**TASK DIRECTIONS**. Copy every line from the records that holds the word "arrow".

**MATERIAL SHOWN**.
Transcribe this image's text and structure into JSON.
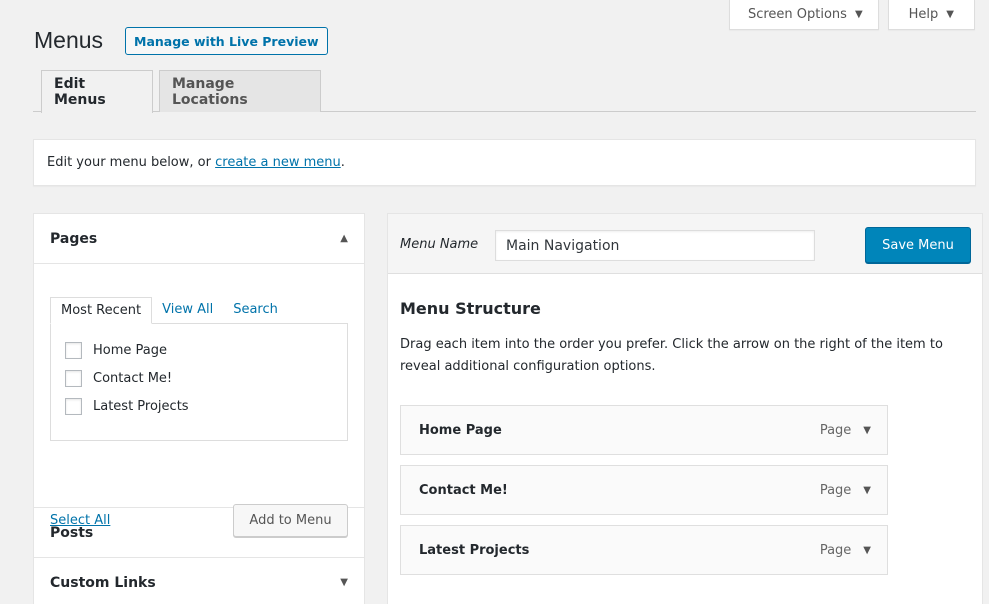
{
  "top_tabs": {
    "screen_options": "Screen Options",
    "help": "Help",
    "caret": "▼"
  },
  "page": {
    "title": "Menus",
    "live_preview_button": "Manage with Live Preview"
  },
  "nav_tabs": [
    {
      "label": "Edit Menus",
      "active": true
    },
    {
      "label": "Manage Locations",
      "active": false
    }
  ],
  "notice": {
    "prefix": "Edit your menu below, or ",
    "link": "create a new menu",
    "suffix": "."
  },
  "sidebar": {
    "sections": [
      {
        "title": "Pages",
        "arrow": "▲",
        "expanded": true
      },
      {
        "title": "Posts",
        "arrow": "▼",
        "expanded": false
      },
      {
        "title": "Custom Links",
        "arrow": "▼",
        "expanded": false
      }
    ],
    "pages_tabs": [
      "Most Recent",
      "View All",
      "Search"
    ],
    "pages_items": [
      "Home Page",
      "Contact Me!",
      "Latest Projects"
    ],
    "select_all": "Select All",
    "add_to_menu": "Add to Menu"
  },
  "editor": {
    "menu_name_label": "Menu Name",
    "menu_name_value": "Main Navigation",
    "save_button": "Save Menu",
    "structure_title": "Menu Structure",
    "structure_description": "Drag each item into the order you prefer. Click the arrow on the right of the item to reveal additional configuration options.",
    "items": [
      {
        "title": "Home Page",
        "type": "Page"
      },
      {
        "title": "Contact Me!",
        "type": "Page"
      },
      {
        "title": "Latest Projects",
        "type": "Page"
      }
    ]
  },
  "colors": {
    "primary_button": "#0085ba",
    "link": "#0073aa",
    "background": "#f1f1f1"
  }
}
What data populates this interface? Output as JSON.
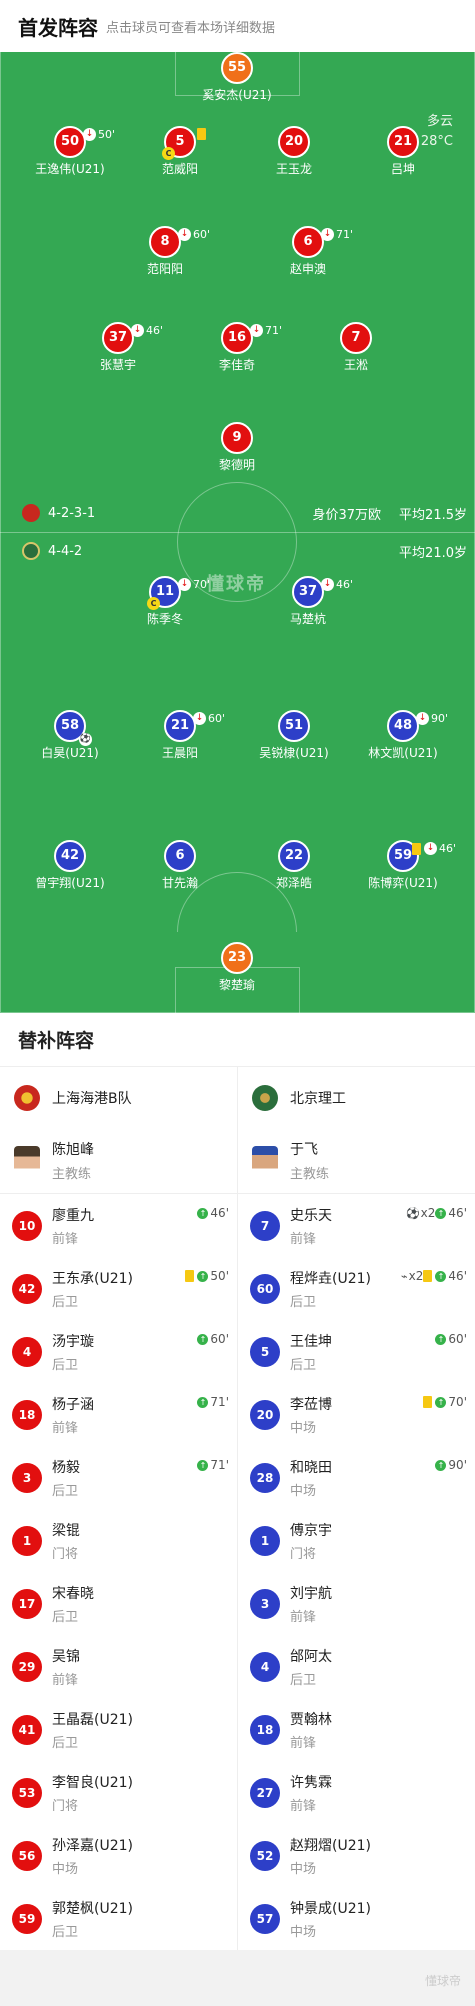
{
  "header": {
    "title": "首发阵容",
    "hint": "点击球员可查看本场详细数据"
  },
  "weather": {
    "condition": "多云",
    "temp": "28°C"
  },
  "watermark": "懂球帝",
  "home_team": {
    "formation": "4-2-3-1",
    "value": "身价37万欧",
    "avg_age": "平均21.5岁",
    "color": "#e20f0f"
  },
  "away_team": {
    "formation": "4-4-2",
    "avg_age": "平均21.0岁",
    "color": "#2d3fc8"
  },
  "home_players": [
    {
      "num": "55",
      "name": "奚安杰(U21)",
      "color": "orange"
    },
    {
      "num": "50",
      "name": "王逸伟(U21)",
      "sub": "50'",
      "color": "red"
    },
    {
      "num": "5",
      "name": "范威阳",
      "color": "red"
    },
    {
      "num": "20",
      "name": "王玉龙",
      "color": "red"
    },
    {
      "num": "21",
      "name": "吕坤",
      "color": "red"
    },
    {
      "num": "8",
      "name": "范阳阳",
      "sub": "60'",
      "color": "red"
    },
    {
      "num": "6",
      "name": "赵申澳",
      "sub": "71'",
      "color": "red"
    },
    {
      "num": "37",
      "name": "张慧宇",
      "sub": "46'",
      "color": "red"
    },
    {
      "num": "16",
      "name": "李佳奇",
      "sub": "71'",
      "color": "red"
    },
    {
      "num": "7",
      "name": "王淞",
      "color": "red"
    },
    {
      "num": "9",
      "name": "黎德明",
      "color": "red"
    }
  ],
  "away_players": [
    {
      "num": "11",
      "name": "陈季冬",
      "sub": "70'",
      "color": "blue"
    },
    {
      "num": "37",
      "name": "马楚杭",
      "sub": "46'",
      "color": "blue"
    },
    {
      "num": "58",
      "name": "白昊(U21)",
      "color": "blue"
    },
    {
      "num": "21",
      "name": "王晨阳",
      "sub": "60'",
      "color": "blue"
    },
    {
      "num": "51",
      "name": "吴锐棣(U21)",
      "color": "blue"
    },
    {
      "num": "48",
      "name": "林文凯(U21)",
      "sub": "90'",
      "color": "blue"
    },
    {
      "num": "42",
      "name": "曾宇翔(U21)",
      "color": "blue"
    },
    {
      "num": "6",
      "name": "甘先瀚",
      "color": "blue"
    },
    {
      "num": "22",
      "name": "郑泽皓",
      "color": "blue"
    },
    {
      "num": "59",
      "name": "陈博弈(U21)",
      "sub": "46'",
      "color": "blue"
    },
    {
      "num": "23",
      "name": "黎楚瑜",
      "color": "orange"
    }
  ],
  "subs": {
    "title": "替补阵容",
    "left": {
      "team": "上海海港B队",
      "coach": {
        "name": "陈旭峰",
        "role": "主教练"
      },
      "players": [
        {
          "num": "10",
          "name": "廖重九",
          "pos": "前锋",
          "ev": "46'"
        },
        {
          "num": "42",
          "name": "王东承(U21)",
          "pos": "后卫",
          "ev": "50'"
        },
        {
          "num": "4",
          "name": "汤宇璇",
          "pos": "后卫",
          "ev": "60'"
        },
        {
          "num": "18",
          "name": "杨子涵",
          "pos": "前锋",
          "ev": "71'"
        },
        {
          "num": "3",
          "name": "杨毅",
          "pos": "后卫",
          "ev": "71'"
        },
        {
          "num": "1",
          "name": "梁锟",
          "pos": "门将",
          "ev": ""
        },
        {
          "num": "17",
          "name": "宋春晓",
          "pos": "后卫",
          "ev": ""
        },
        {
          "num": "29",
          "name": "吴锦",
          "pos": "前锋",
          "ev": ""
        },
        {
          "num": "41",
          "name": "王晶磊(U21)",
          "pos": "后卫",
          "ev": ""
        },
        {
          "num": "53",
          "name": "李智良(U21)",
          "pos": "门将",
          "ev": ""
        },
        {
          "num": "56",
          "name": "孙泽嘉(U21)",
          "pos": "中场",
          "ev": ""
        },
        {
          "num": "59",
          "name": "郭楚枫(U21)",
          "pos": "后卫",
          "ev": ""
        }
      ]
    },
    "right": {
      "team": "北京理工",
      "coach": {
        "name": "于飞",
        "role": "主教练"
      },
      "players": [
        {
          "num": "7",
          "name": "史乐天",
          "pos": "前锋",
          "goals": "x2",
          "ev": "46'"
        },
        {
          "num": "60",
          "name": "程烨垚(U21)",
          "pos": "后卫",
          "assists": "x2",
          "ev": "46'"
        },
        {
          "num": "5",
          "name": "王佳坤",
          "pos": "后卫",
          "ev": "60'"
        },
        {
          "num": "20",
          "name": "李莅博",
          "pos": "中场",
          "ev": "70'"
        },
        {
          "num": "28",
          "name": "和晓田",
          "pos": "中场",
          "ev": "90'"
        },
        {
          "num": "1",
          "name": "傅京宇",
          "pos": "门将",
          "ev": ""
        },
        {
          "num": "3",
          "name": "刘宇航",
          "pos": "前锋",
          "ev": ""
        },
        {
          "num": "4",
          "name": "邰阿太",
          "pos": "后卫",
          "ev": ""
        },
        {
          "num": "18",
          "name": "贾翰林",
          "pos": "前锋",
          "ev": ""
        },
        {
          "num": "27",
          "name": "许隽霖",
          "pos": "前锋",
          "ev": ""
        },
        {
          "num": "52",
          "name": "赵翔熠(U21)",
          "pos": "中场",
          "ev": ""
        },
        {
          "num": "57",
          "name": "钟景成(U21)",
          "pos": "中场",
          "ev": ""
        }
      ]
    }
  }
}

**OUTPUT FOR THIS TASK**.
        "arrow": "▲",
        "arrow": "▼",
        "arrow": "▼",
    "structure_description": "Drag each item into the order you prefer. Click the arrow on the right of the item to reveal additional configuration options.",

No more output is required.